What you should do
Would you please return the lines of the material that contain the word "skin"?

BEGIN Information provided

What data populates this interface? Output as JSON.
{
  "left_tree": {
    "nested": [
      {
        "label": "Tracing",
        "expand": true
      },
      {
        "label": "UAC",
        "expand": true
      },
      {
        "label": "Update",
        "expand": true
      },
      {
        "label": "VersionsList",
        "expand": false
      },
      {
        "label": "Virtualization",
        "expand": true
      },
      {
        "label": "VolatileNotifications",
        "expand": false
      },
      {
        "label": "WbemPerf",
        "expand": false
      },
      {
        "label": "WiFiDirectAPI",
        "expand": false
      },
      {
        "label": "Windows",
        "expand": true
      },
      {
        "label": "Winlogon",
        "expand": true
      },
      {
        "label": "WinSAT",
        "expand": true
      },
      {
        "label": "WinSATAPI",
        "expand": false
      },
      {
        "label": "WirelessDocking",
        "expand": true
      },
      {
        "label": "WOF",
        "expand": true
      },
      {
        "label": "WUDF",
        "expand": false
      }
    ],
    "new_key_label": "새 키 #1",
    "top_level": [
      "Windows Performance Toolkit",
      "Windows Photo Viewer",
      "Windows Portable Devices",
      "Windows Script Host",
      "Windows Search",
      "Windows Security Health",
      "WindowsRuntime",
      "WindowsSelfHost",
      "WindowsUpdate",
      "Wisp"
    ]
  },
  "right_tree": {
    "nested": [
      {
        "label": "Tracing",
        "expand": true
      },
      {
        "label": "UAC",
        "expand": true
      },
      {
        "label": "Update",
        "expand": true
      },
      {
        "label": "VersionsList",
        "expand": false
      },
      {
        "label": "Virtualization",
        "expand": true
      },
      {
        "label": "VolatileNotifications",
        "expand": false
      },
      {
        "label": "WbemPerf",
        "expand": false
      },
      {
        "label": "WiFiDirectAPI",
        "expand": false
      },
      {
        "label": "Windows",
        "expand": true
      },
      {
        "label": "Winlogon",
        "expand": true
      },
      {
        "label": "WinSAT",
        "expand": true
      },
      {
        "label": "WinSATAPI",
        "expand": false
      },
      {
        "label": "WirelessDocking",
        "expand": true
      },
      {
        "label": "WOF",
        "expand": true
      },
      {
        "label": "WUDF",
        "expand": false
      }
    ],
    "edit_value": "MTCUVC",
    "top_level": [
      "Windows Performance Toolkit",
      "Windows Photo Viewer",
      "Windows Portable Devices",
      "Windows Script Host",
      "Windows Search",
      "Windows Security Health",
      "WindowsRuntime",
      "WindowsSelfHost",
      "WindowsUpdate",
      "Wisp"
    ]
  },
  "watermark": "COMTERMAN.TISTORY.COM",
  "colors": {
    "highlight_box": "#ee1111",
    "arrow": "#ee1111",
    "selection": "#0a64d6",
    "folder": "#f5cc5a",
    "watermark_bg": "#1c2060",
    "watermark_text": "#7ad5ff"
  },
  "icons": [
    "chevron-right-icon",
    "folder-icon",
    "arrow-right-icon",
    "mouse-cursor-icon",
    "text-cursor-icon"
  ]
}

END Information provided
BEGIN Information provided

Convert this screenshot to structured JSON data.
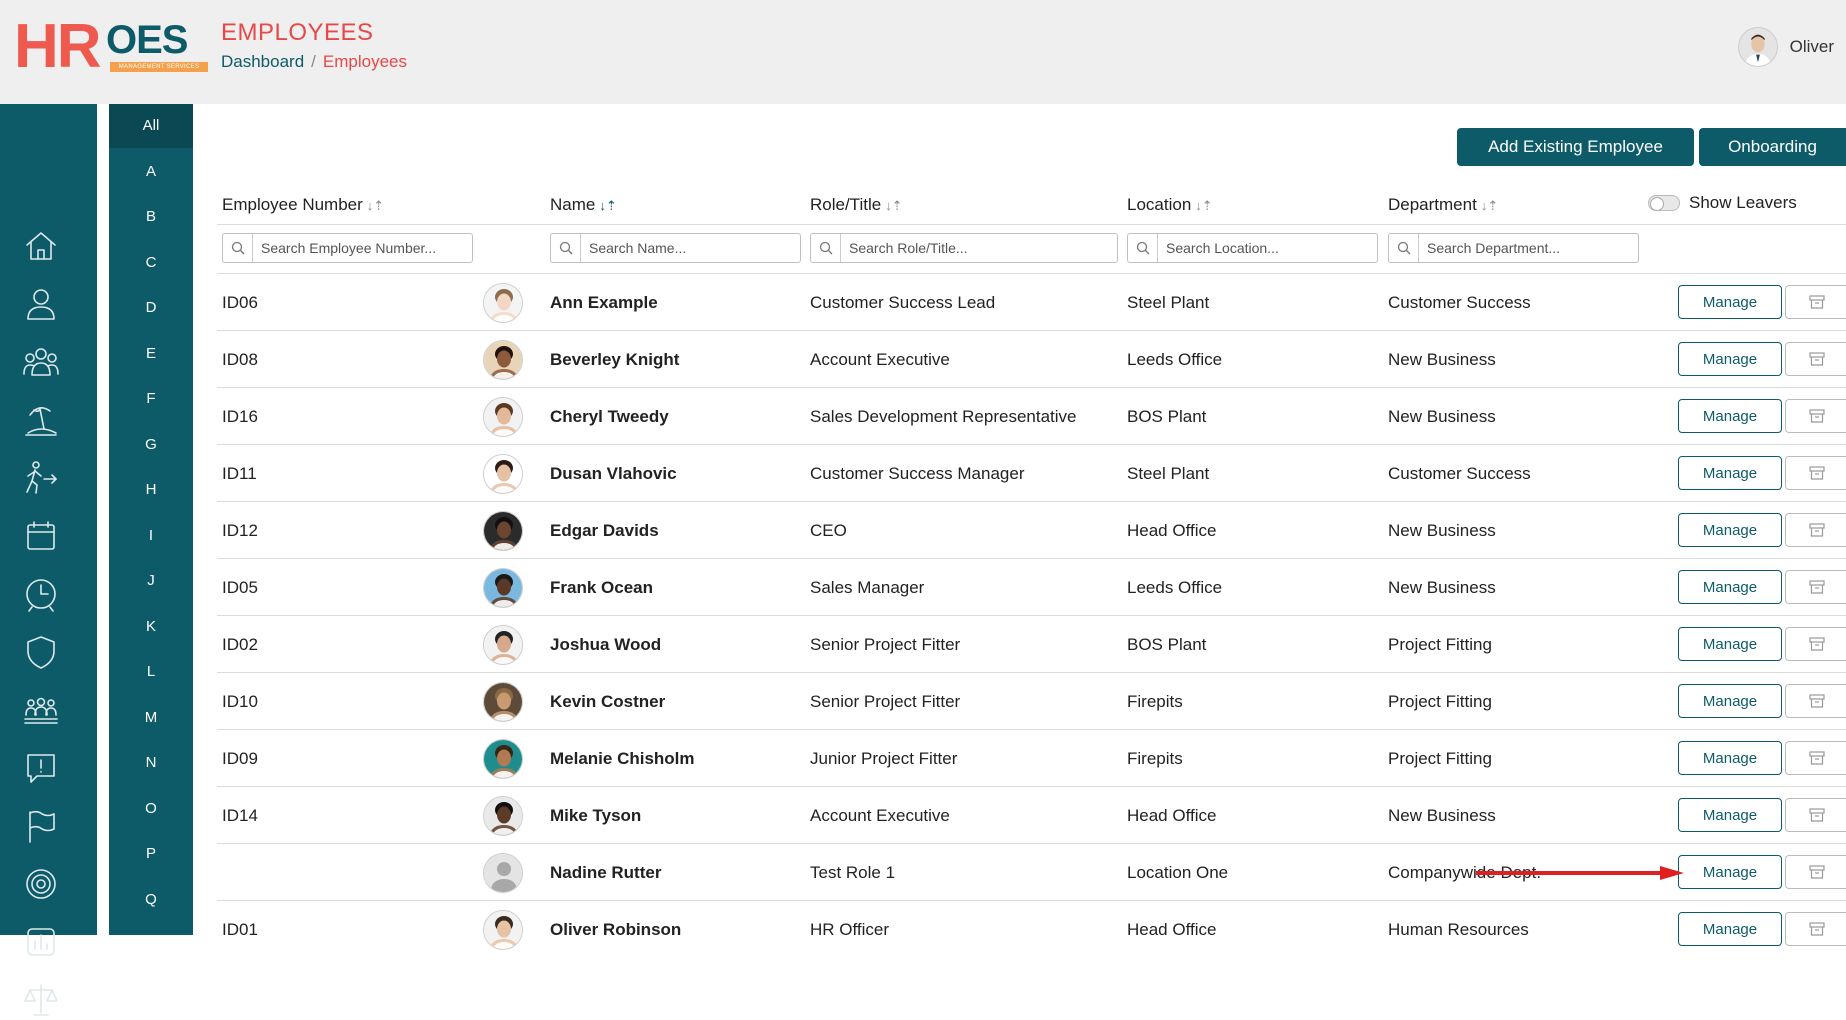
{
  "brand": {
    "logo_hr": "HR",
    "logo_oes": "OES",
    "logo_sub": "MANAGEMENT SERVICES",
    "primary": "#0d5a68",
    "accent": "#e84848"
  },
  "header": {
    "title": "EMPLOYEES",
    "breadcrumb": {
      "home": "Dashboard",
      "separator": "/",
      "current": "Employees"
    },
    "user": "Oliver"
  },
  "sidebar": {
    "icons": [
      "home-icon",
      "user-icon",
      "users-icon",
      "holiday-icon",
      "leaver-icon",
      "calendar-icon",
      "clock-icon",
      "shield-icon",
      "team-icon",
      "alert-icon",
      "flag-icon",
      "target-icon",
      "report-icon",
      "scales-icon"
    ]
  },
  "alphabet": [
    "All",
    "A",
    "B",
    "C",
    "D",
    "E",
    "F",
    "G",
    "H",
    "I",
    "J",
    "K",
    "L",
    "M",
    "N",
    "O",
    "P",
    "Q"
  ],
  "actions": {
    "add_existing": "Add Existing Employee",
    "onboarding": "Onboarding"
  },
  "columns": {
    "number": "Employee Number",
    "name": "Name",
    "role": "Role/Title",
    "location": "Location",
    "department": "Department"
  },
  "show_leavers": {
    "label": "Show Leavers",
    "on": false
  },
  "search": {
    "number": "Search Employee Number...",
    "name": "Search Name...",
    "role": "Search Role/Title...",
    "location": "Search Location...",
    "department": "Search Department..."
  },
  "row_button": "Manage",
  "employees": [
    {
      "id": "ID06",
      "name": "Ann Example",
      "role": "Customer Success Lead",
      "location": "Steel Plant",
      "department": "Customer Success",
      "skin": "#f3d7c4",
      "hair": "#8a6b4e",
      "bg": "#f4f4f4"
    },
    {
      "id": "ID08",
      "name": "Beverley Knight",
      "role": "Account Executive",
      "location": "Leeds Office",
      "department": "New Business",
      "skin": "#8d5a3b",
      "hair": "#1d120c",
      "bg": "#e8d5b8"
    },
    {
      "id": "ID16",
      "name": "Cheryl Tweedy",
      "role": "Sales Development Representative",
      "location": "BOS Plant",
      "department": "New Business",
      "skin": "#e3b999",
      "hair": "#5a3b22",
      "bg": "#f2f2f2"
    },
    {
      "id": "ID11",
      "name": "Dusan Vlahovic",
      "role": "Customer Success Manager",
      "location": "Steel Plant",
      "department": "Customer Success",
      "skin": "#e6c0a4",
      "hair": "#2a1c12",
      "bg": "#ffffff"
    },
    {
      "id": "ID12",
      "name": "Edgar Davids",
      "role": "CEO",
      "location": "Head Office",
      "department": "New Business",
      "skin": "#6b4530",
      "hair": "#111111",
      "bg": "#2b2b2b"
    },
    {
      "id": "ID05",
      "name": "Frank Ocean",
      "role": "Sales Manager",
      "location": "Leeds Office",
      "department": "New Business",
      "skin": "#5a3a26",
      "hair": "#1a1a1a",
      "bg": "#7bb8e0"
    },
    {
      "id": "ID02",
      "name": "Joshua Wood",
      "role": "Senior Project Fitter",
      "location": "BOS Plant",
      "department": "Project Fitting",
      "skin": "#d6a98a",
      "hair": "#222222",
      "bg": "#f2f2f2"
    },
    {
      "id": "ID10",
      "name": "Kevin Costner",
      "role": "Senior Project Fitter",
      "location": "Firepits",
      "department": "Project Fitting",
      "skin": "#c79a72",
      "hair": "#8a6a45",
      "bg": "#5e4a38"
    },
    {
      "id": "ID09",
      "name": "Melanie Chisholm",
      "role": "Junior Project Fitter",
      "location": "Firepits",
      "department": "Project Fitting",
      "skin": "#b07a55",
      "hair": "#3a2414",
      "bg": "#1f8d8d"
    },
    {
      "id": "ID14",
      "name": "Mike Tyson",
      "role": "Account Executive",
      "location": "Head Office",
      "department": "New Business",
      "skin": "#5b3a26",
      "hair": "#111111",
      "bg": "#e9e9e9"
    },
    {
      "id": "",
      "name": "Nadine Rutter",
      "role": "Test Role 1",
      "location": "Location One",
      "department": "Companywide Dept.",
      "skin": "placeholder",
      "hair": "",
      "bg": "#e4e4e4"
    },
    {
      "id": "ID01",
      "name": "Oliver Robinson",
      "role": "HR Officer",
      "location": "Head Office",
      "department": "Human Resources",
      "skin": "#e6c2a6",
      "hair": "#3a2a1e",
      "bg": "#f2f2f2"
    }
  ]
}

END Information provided
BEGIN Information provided

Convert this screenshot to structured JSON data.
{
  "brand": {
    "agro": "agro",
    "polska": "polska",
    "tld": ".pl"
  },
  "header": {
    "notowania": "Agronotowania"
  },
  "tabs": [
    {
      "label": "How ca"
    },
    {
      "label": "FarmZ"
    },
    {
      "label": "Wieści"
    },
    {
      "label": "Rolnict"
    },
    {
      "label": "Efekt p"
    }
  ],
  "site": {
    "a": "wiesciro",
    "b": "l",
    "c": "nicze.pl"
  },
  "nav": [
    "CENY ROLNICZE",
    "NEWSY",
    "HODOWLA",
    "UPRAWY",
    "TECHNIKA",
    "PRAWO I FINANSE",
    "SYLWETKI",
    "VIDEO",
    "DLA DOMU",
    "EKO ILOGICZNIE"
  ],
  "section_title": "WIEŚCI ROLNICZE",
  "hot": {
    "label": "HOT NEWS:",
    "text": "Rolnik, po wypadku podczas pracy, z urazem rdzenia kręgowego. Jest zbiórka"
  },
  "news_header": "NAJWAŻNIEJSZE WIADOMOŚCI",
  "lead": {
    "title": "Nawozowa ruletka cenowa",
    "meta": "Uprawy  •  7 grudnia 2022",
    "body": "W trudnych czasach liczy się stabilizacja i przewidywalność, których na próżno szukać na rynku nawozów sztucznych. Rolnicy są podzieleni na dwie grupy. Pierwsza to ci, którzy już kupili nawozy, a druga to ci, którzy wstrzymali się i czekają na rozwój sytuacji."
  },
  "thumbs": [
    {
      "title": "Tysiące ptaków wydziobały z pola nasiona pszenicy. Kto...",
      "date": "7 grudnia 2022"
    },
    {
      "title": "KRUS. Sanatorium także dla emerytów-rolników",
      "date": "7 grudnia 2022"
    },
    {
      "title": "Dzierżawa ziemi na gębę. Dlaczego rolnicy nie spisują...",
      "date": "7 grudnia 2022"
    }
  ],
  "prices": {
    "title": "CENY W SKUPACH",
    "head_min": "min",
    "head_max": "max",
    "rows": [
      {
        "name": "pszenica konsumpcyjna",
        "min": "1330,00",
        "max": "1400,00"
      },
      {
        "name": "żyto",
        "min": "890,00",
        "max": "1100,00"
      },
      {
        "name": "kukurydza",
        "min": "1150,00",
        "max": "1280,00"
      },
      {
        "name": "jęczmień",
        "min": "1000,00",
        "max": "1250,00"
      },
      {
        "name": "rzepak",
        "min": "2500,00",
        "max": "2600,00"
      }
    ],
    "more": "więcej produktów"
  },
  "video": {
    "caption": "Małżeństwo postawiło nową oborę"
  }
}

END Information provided

Answer to the exercise
      "skin": "#f3d7c4",
      "skin": "#8d5a3b",
      "skin": "#e3b999",
      "skin": "#e6c0a4",
      "skin": "#6b4530",
      "skin": "#5a3a26",
      "skin": "#d6a98a",
      "skin": "#c79a72",
      "skin": "#b07a55",
      "skin": "#5b3a26",
      "skin": "placeholder",
      "skin": "#e6c2a6",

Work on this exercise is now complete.